(actually just kidding I wrote a few words at the end if you’re interested in some sappy memories and a quick little rant about the gentrification of the Chicago Cubs)
I grew up playing softball, watching baseball, and going to Cubs games with my dad who was a lifelong fan and loved the game. We’d bring our gloves with us (just in case), wear a homemade shirt, and stock up on slurpees and hot dogs at the 7-11 across the street before the game. Some days we had great seats, sometimes the bleachers, but best of all were back against the fence in the upper section where you’d have a nice breeze blowing in behind you. I remember the park being half empty, never waiting in lines for the bathroom, and being able to move closer to the field to open seats after a few innings when it was clear the ticket holders were not showing up. When I moved downtown, I’d buy last minute tickets on Craigslist for a few dollars, and spend an afternoon or evening hanging out at Wrigley. One year, I even found a season ticket holder who gave me his number and told me to text him directly on days when I wanted tickets since he was happy to sell them to someone who loved the game. Cubs fans are good people, and season ticket holders are the most faithful of all.

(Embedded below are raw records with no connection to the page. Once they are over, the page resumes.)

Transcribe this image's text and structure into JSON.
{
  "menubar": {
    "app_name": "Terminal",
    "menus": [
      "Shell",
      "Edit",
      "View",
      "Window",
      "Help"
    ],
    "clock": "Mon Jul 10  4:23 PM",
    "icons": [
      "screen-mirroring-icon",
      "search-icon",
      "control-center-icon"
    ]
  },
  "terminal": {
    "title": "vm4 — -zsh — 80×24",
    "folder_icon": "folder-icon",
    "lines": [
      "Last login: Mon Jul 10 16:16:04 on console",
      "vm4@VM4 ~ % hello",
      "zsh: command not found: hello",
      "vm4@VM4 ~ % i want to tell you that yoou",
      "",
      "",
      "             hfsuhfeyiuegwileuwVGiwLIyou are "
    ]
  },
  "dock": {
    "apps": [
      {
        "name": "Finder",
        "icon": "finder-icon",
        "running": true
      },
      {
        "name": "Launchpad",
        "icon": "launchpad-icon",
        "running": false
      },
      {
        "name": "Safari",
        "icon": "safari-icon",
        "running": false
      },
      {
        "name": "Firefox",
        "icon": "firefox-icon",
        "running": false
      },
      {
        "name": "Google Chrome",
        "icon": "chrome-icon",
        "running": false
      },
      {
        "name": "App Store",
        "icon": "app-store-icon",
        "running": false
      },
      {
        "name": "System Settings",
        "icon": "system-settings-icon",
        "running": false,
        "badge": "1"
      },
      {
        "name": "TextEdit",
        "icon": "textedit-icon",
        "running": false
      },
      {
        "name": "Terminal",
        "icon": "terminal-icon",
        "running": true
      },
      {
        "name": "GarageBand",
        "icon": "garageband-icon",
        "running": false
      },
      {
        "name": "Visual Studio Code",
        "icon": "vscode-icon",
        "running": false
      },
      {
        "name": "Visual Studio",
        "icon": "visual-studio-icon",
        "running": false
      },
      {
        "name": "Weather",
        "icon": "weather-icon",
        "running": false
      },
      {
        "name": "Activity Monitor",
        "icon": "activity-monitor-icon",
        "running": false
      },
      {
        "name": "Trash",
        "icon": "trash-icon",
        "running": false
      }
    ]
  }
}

The past few years have been totally different, and although the team has improved like crazy, the fan experience has not. I feel like the Cubs just got gentrified, and all of the lifelong true fans have been pushed out. It’s hard not to be bitter, but I have such great memories from when I was younger that I will hold on to and remember what it’s like to sit through a rain delay to watch a team that’s down by 11 in the 2nd and be totally thrilled about it. We had a neighbor who would watch every single game on her sunporch til the day she died. My dad honored her in the best way possible by “accidentally spilling” a cremation slurpee over the bleachers into the ivy a few years ago. This World Series win means more to people like her, and Ron Santo, and Ernie Banks, and the fans and players who loved the team no matter how awful they were, and built the franchise (I hate that term) into what it is today. I didn’t tear up once watching the game, but I’ve shed quite a few re-watching clips of old fans and players reminiscing about the past and their dedication and loyalty to the Cubs. Listening to Pat Hughes wishing Ron Santo was there to witness this, and reading all the stories of sons and daughters celebrating for their parents who would have loved to see this day are too much for me to handle. I hope that every player understands the weight of this win and that they look out over the crowd in Grant Park and remember that there are generations of fans who would have given anything to see this day.